Retype all of the data word for word, without pictures.

[Excerpts from an interface dataset]
● ● ● ● ● ● ●

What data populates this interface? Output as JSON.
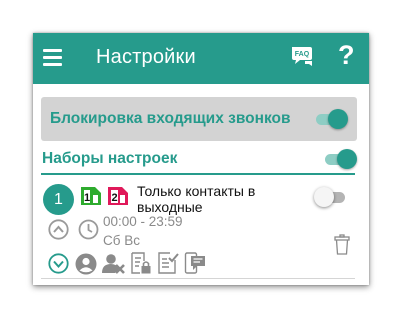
{
  "appbar": {
    "title": "Настройки",
    "faq_label": "FAQ",
    "help_label": "?",
    "color": "#269b8c"
  },
  "block_incoming": {
    "label": "Блокировка входящих звонков",
    "enabled": true
  },
  "profiles": {
    "title": "Наборы настроек",
    "enabled": true,
    "items": [
      {
        "number": "1",
        "sim1_label": "1",
        "sim2_label": "2",
        "name": "Только контакты в выходные",
        "enabled": false,
        "time": "00:00 - 23:59",
        "days": "Сб Вс"
      }
    ]
  },
  "icons": {
    "sim1_color": "#2eab2e",
    "sim2_color": "#e0195a",
    "accent": "#269b8c"
  }
}
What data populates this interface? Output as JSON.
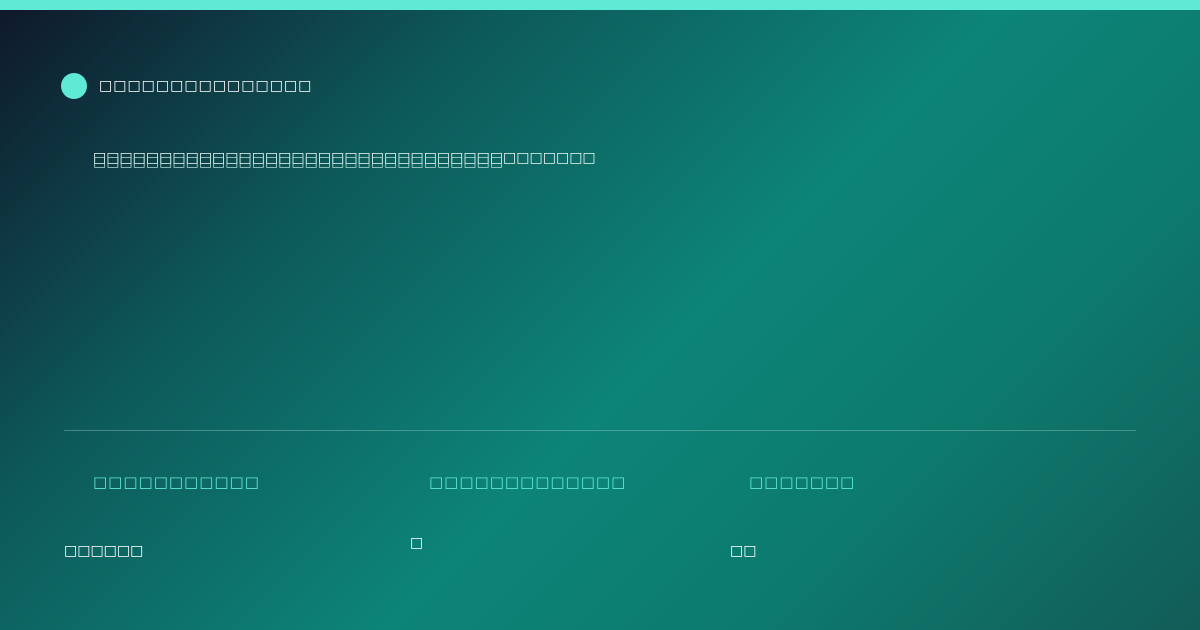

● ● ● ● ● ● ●

● Your response:
What data populates this interface? Output as JSON.
{
  "appbar": {
    "title": "Настройки",
    "faq_label": "FAQ",
    "help_label": "?",
    "color": "#269b8c"
  },
  "block_incoming": {
    "label": "Блокировка входящих звонков",
    "enabled": true
  },
  "profiles": {
    "title": "Наборы настроек",
    "enabled": true,
    "items": [
      {
        "number": "1",
        "sim1_label": "1",
        "sim2_label": "2",
        "name": "Только контакты в выходные",
        "enabled": false,
        "time": "00:00 - 23:59",
        "days": "Сб Вс"
      }
    ]
  },
  "icons": {
    "sim1_color": "#2eab2e",
    "sim2_color": "#e0195a",
    "accent": "#269b8c"
  }
}
What data populates this interface? Output as JSON.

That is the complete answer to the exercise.